Task to complete. Lines with "listenerResponse": state how many there are in the records below, and nothing else.

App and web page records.
────────────────

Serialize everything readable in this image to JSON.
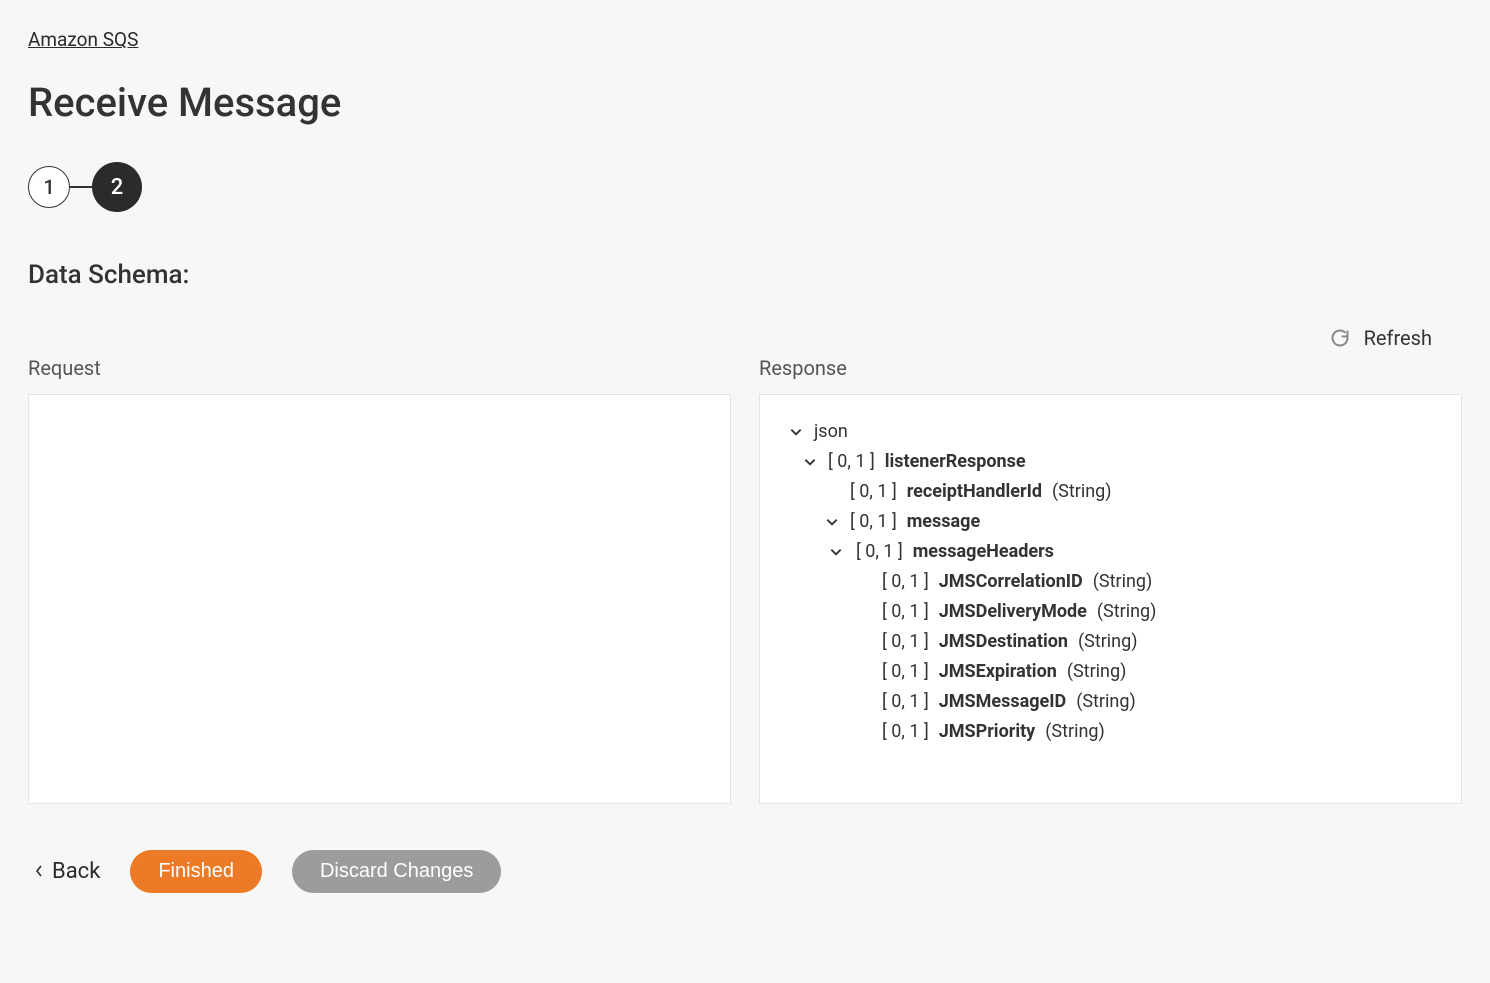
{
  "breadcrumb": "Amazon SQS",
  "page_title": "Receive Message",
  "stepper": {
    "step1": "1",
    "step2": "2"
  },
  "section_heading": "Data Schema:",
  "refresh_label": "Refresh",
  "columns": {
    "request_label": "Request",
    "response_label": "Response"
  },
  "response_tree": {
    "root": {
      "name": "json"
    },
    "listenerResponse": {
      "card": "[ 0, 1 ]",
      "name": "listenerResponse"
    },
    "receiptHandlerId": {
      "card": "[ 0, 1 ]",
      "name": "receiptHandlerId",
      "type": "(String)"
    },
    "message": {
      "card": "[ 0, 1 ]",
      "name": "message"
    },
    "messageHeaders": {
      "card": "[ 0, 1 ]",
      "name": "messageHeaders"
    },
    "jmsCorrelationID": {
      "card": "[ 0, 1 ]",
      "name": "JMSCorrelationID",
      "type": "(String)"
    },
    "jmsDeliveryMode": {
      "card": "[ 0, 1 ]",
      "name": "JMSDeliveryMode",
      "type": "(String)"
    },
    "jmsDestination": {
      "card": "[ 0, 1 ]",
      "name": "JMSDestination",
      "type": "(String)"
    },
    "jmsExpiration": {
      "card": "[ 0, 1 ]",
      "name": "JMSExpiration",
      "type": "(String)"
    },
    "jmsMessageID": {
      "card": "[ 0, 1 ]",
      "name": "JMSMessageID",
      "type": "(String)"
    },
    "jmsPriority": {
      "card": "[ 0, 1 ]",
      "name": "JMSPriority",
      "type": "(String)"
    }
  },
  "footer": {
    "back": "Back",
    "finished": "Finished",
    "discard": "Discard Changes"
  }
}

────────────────

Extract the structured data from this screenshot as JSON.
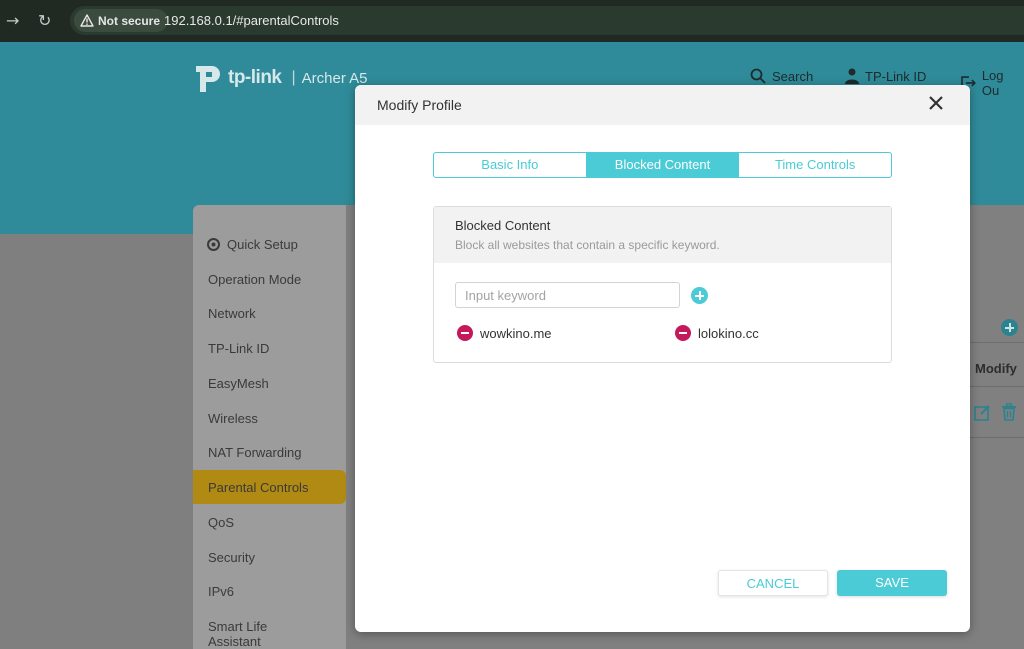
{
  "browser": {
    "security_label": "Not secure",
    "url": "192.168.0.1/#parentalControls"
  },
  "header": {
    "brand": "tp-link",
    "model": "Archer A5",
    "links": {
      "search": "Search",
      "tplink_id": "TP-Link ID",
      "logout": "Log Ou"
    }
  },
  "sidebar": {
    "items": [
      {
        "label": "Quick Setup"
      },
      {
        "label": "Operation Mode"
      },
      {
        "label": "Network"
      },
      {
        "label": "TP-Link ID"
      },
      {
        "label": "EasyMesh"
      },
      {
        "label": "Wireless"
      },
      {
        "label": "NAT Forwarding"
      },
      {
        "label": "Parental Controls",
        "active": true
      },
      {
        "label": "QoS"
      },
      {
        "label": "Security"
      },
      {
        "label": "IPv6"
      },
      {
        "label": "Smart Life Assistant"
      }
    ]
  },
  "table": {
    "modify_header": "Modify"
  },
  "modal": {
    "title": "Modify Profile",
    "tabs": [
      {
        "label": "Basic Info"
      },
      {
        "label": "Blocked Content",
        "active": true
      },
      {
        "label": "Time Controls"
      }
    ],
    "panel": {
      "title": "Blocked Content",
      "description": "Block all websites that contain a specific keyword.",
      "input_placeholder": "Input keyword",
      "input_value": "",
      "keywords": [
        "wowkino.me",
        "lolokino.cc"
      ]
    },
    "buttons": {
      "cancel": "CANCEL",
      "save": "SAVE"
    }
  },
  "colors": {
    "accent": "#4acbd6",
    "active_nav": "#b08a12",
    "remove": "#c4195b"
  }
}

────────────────

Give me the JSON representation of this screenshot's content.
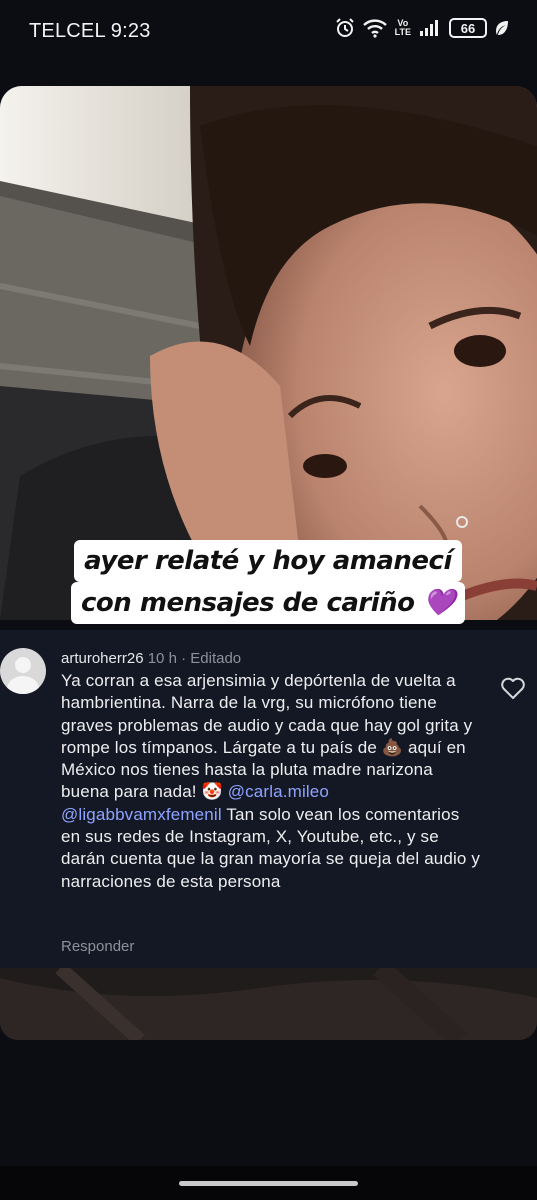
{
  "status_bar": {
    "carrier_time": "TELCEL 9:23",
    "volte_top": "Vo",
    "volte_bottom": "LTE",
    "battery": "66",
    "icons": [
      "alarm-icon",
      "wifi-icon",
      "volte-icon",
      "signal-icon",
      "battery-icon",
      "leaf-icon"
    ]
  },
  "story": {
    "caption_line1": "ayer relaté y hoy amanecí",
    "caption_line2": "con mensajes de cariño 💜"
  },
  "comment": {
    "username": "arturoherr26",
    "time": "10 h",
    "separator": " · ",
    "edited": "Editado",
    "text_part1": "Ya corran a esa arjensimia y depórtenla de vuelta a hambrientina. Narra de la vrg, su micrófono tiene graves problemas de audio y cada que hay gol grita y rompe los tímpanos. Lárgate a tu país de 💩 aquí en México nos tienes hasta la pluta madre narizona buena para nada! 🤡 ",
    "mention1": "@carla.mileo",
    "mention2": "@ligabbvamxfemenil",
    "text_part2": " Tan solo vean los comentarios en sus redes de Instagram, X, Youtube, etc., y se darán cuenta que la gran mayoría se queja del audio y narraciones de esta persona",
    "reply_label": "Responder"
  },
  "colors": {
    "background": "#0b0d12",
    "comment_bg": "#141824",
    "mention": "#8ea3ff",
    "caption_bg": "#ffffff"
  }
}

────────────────

Answer box. 2